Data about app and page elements

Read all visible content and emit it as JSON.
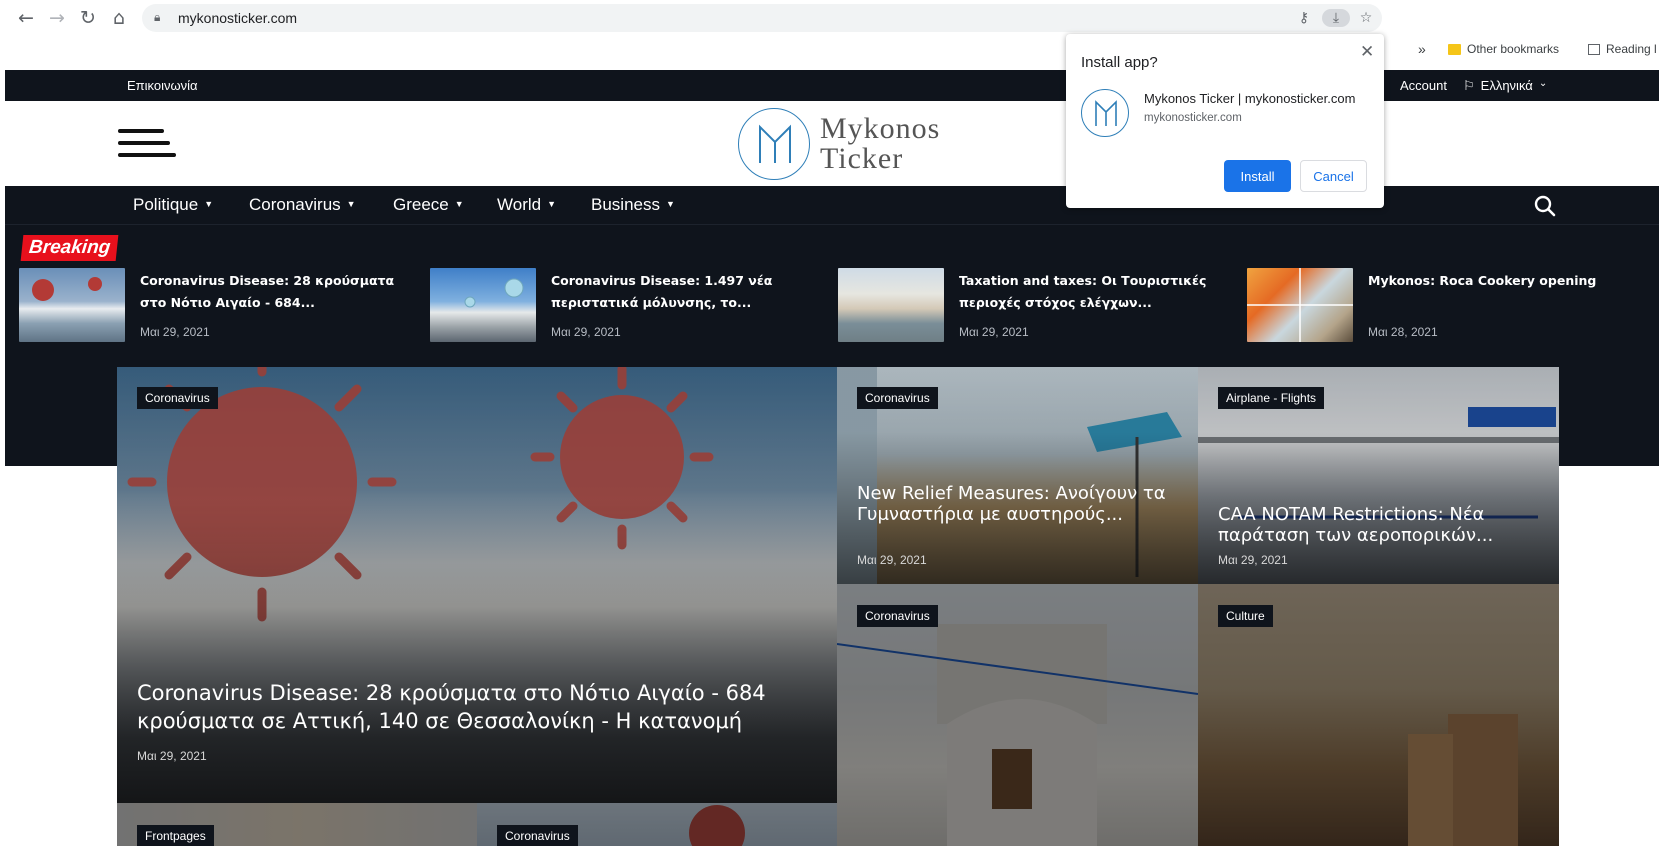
{
  "browser": {
    "url": "mykonosticker.com",
    "bookmarks": {
      "overflow": "»",
      "other": "Other bookmarks",
      "reading": "Reading l"
    }
  },
  "install_popup": {
    "title": "Install app?",
    "app_name": "Mykonos Ticker | mykonosticker.com",
    "app_domain": "mykonosticker.com",
    "install_label": "Install",
    "cancel_label": "Cancel"
  },
  "topbar": {
    "contact": "Επικοινωνία",
    "account": "Account",
    "language": "Ελληνικά"
  },
  "logo": {
    "line1": "Mykonos",
    "line2": "Ticker"
  },
  "nav": {
    "items": [
      {
        "label": "Politique"
      },
      {
        "label": "Coronavirus"
      },
      {
        "label": "Greece"
      },
      {
        "label": "World"
      },
      {
        "label": "Business"
      }
    ]
  },
  "breaking": {
    "tag": "Breaking",
    "items": [
      {
        "title": "Coronavirus Disease: 28 κρούσματα στο Νότιο Αιγαίο - 684...",
        "date": "Μαι 29, 2021"
      },
      {
        "title": "Coronavirus Disease: 1.497 νέα περιστατικά μόλυνσης, το...",
        "date": "Μαι 29, 2021"
      },
      {
        "title": "Taxation and taxes: Οι Τουριστικές περιοχές στόχος ελέγχων...",
        "date": "Μαι 29, 2021"
      },
      {
        "title": "Mykonos: Roca Cookery opening",
        "date": "Μαι 28, 2021"
      }
    ]
  },
  "featured": {
    "main": {
      "category": "Coronavirus",
      "title": "Coronavirus Disease: 28 κρούσματα στο Νότιο Αιγαίο -  684 κρούσματα σε Αττική, 140 σε Θεσσαλονίκη - Η κατανομή",
      "date": "Μαι 29, 2021"
    },
    "tile1": {
      "category": "Coronavirus",
      "title": "New Relief Measures: Ανοίγουν τα Γυμναστήρια με αυστηρούς...",
      "date": "Μαι 29, 2021"
    },
    "tile2": {
      "category": "Airplane - Flights",
      "title": "CAA NOTAM Restrictions: Νέα παράταση των αεροπορικών...",
      "date": "Μαι 29, 2021"
    },
    "tile3": {
      "category": "Coronavirus"
    },
    "tile4": {
      "category": "Culture"
    },
    "tile5": {
      "category": "Frontpages"
    },
    "tile6": {
      "category": "Coronavirus"
    }
  }
}
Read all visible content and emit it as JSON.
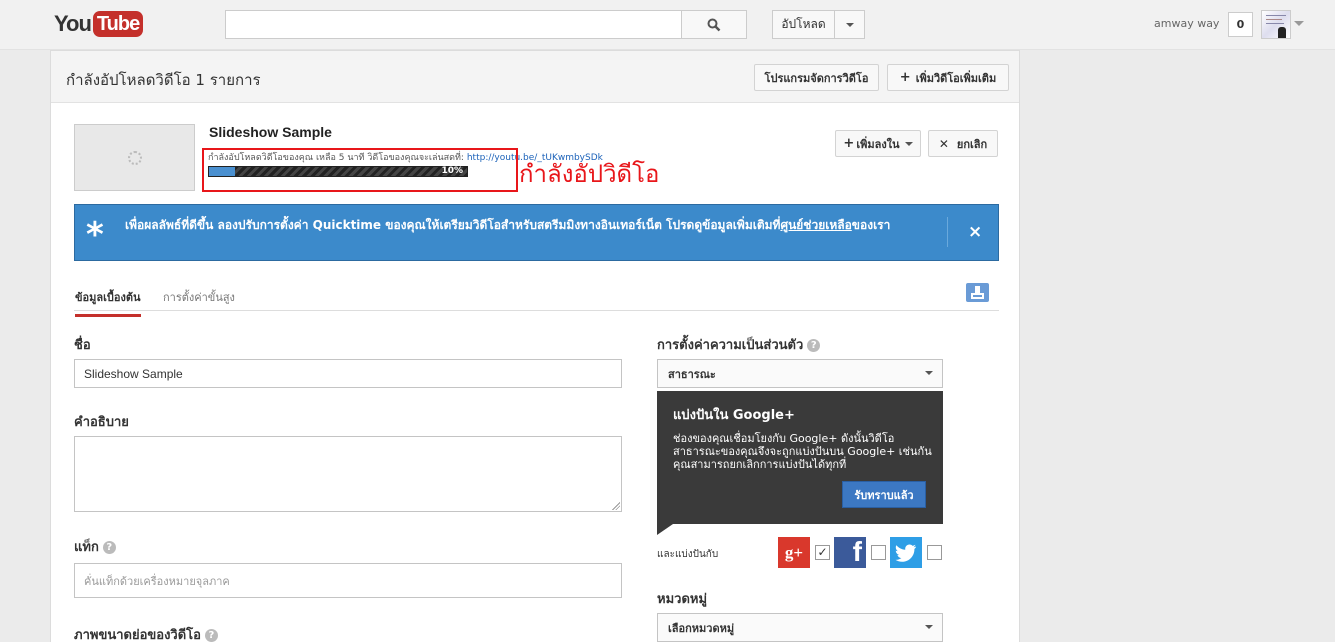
{
  "header": {
    "logo_you": "You",
    "logo_tube": "Tube",
    "search_placeholder": "",
    "upload_label": "อัปโหลด",
    "username": "amway way",
    "notification_count": "0",
    "icons": [
      "search-icon",
      "chevron-down-icon",
      "avatar"
    ]
  },
  "panel": {
    "title": "กำลังอัปโหลดวิดีโอ 1 รายการ",
    "video_manager_label": "โปรแกรมจัดการวิดีโอ",
    "add_more_label": "เพิ่มวิดีโอเพิ่มเติม"
  },
  "upload": {
    "video_title": "Slideshow Sample",
    "status_text": "กำลังอัปโหลดวิดีโอของคุณ เหลือ 5 นาที วิดีโอของคุณจะเล่นสดที่: ",
    "video_link": "http://youtu.be/_tUKwmbySDk",
    "progress": 0.1,
    "progress_label": "10%",
    "annotation": "กำลังอัปวิดีโอ",
    "add_to_label": "เพิ่มลงใน",
    "cancel_label": "ยกเลิก"
  },
  "banner": {
    "text": "เพื่อผลลัพธ์ที่ดีขึ้น ลองปรับการตั้งค่า Quicktime ของคุณให้เตรียมวิดีโอสำหรับสตรีมมิงทางอินเทอร์เน็ต โปรดดูข้อมูลเพิ่มเติมที่",
    "link_text": "ศูนย์ช่วยเหลือ",
    "suffix": "ของเรา",
    "close": "×"
  },
  "tabs": {
    "basic": "ข้อมูลเบื้องต้น",
    "advanced": "การตั้งค่าขั้นสูง"
  },
  "form": {
    "title_label": "ชื่อ",
    "title_value": "Slideshow Sample",
    "description_label": "คำอธิบาย",
    "description_value": "",
    "tags_label": "แท็ก",
    "tags_placeholder": "คั่นแท็กด้วยเครื่องหมายจุลภาค",
    "thumbnail_label": "ภาพขนาดย่อของวิดีโอ",
    "privacy_label": "การตั้งค่าความเป็นส่วนตัว",
    "privacy_value": "สาธารณะ",
    "also_share_label": "และแบ่งปันกับ",
    "category_label": "หมวดหมู่",
    "category_value": "เลือกหมวดหมู่"
  },
  "tooltip": {
    "title": "แบ่งปันใน Google+",
    "body": "ช่องของคุณเชื่อมโยงกับ Google+ ดังนั้นวิดีโอสาธารณะของคุณจึงจะถูกแบ่งปันบน Google+ เช่นกัน คุณสามารถยกเลิกการแบ่งปันได้ทุกที่",
    "button": "รับทราบแล้ว"
  },
  "social": {
    "gplus_glyph": "g+",
    "gplus_checked": true,
    "facebook_glyph": "f",
    "facebook_checked": false,
    "twitter_checked": false
  },
  "colors": {
    "brand_red": "#c4302b",
    "banner_blue": "#3c8acb",
    "progress_blue": "#4a90d0",
    "annotation_red": "#e8161a"
  }
}
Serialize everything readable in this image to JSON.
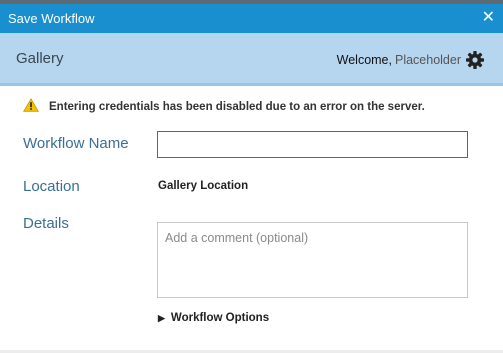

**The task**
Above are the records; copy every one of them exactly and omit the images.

**Exercise answer**
Read all visible content and emit it as JSON.
{
  "browser": {
    "url": "mykonosticker.com",
    "bookmarks": {
      "overflow": "»",
      "other": "Other bookmarks",
      "reading": "Reading l"
    }
  },
  "install_popup": {
    "title": "Install app?",
    "app_name": "Mykonos Ticker | mykonosticker.com",
    "app_domain": "mykonosticker.com",
    "install_label": "Install",
    "cancel_label": "Cancel"
  },
  "topbar": {
    "contact": "Επικοινωνία",
    "account": "Account",
    "language": "Ελληνικά"
  },
  "logo": {
    "line1": "Mykonos",
    "line2": "Ticker"
  },
  "nav": {
    "items": [
      {
        "label": "Politique"
      },
      {
        "label": "Coronavirus"
      },
      {
        "label": "Greece"
      },
      {
        "label": "World"
      },
      {
        "label": "Business"
      }
    ]
  },
  "breaking": {
    "tag": "Breaking",
    "items": [
      {
        "title": "Coronavirus Disease: 28 κρούσματα στο Νότιο Αιγαίο - 684...",
        "date": "Μαι 29, 2021"
      },
      {
        "title": "Coronavirus Disease: 1.497 νέα περιστατικά μόλυνσης, το...",
        "date": "Μαι 29, 2021"
      },
      {
        "title": "Taxation and taxes: Οι Τουριστικές περιοχές στόχος ελέγχων...",
        "date": "Μαι 29, 2021"
      },
      {
        "title": "Mykonos: Roca Cookery opening",
        "date": "Μαι 28, 2021"
      }
    ]
  },
  "featured": {
    "main": {
      "category": "Coronavirus",
      "title": "Coronavirus Disease: 28 κρούσματα στο Νότιο Αιγαίο -  684 κρούσματα σε Αττική, 140 σε Θεσσαλονίκη - Η κατανομή",
      "date": "Μαι 29, 2021"
    },
    "tile1": {
      "category": "Coronavirus",
      "title": "New Relief Measures: Ανοίγουν τα Γυμναστήρια με αυστηρούς...",
      "date": "Μαι 29, 2021"
    },
    "tile2": {
      "category": "Airplane - Flights",
      "title": "CAA NOTAM Restrictions: Νέα παράταση των αεροπορικών...",
      "date": "Μαι 29, 2021"
    },
    "tile3": {
      "category": "Coronavirus"
    },
    "tile4": {
      "category": "Culture"
    },
    "tile5": {
      "category": "Frontpages"
    },
    "tile6": {
      "category": "Coronavirus"
    }
  }
}
Read all visible content and emit it as JSON.
{
  "header": {
    "logo_you": "You",
    "logo_tube": "Tube",
    "search_placeholder": "",
    "upload_label": "อัปโหลด",
    "username": "amway way",
    "notification_count": "0",
    "icons": [
      "search-icon",
      "chevron-down-icon",
      "avatar"
    ]
  },
  "panel": {
    "title": "กำลังอัปโหลดวิดีโอ 1 รายการ",
    "video_manager_label": "โปรแกรมจัดการวิดีโอ",
    "add_more_label": "เพิ่มวิดีโอเพิ่มเติม"
  },
  "upload": {
    "video_title": "Slideshow Sample",
    "status_text": "กำลังอัปโหลดวิดีโอของคุณ เหลือ 5 นาที วิดีโอของคุณจะเล่นสดที่: ",
    "video_link": "http://youtu.be/_tUKwmbySDk",
    "progress": 0.1,
    "progress_label": "10%",
    "annotation": "กำลังอัปวิดีโอ",
    "add_to_label": "เพิ่มลงใน",
    "cancel_label": "ยกเลิก"
  },
  "banner": {
    "text": "เพื่อผลลัพธ์ที่ดีขึ้น ลองปรับการตั้งค่า Quicktime ของคุณให้เตรียมวิดีโอสำหรับสตรีมมิงทางอินเทอร์เน็ต โปรดดูข้อมูลเพิ่มเติมที่",
    "link_text": "ศูนย์ช่วยเหลือ",
    "suffix": "ของเรา",
    "close": "×"
  },
  "tabs": {
    "basic": "ข้อมูลเบื้องต้น",
    "advanced": "การตั้งค่าขั้นสูง"
  },
  "form": {
    "title_label": "ชื่อ",
    "title_value": "Slideshow Sample",
    "description_label": "คำอธิบาย",
    "description_value": "",
    "tags_label": "แท็ก",
    "tags_placeholder": "คั่นแท็กด้วยเครื่องหมายจุลภาค",
    "thumbnail_label": "ภาพขนาดย่อของวิดีโอ",
    "privacy_label": "การตั้งค่าความเป็นส่วนตัว",
    "privacy_value": "สาธารณะ",
    "also_share_label": "และแบ่งปันกับ",
    "category_label": "หมวดหมู่",
    "category_value": "เลือกหมวดหมู่"
  },
  "tooltip": {
    "title": "แบ่งปันใน Google+",
    "body": "ช่องของคุณเชื่อมโยงกับ Google+ ดังนั้นวิดีโอสาธารณะของคุณจึงจะถูกแบ่งปันบน Google+ เช่นกัน คุณสามารถยกเลิกการแบ่งปันได้ทุกที่",
    "button": "รับทราบแล้ว"
  },
  "social": {
    "gplus_glyph": "g+",
    "gplus_checked": true,
    "facebook_glyph": "f",
    "facebook_checked": false,
    "twitter_checked": false
  },
  "colors": {
    "brand_red": "#c4302b",
    "banner_blue": "#3c8acb",
    "progress_blue": "#4a90d0",
    "annotation_red": "#e8161a"
  }
}
Serialize everything readable in this image to JSON.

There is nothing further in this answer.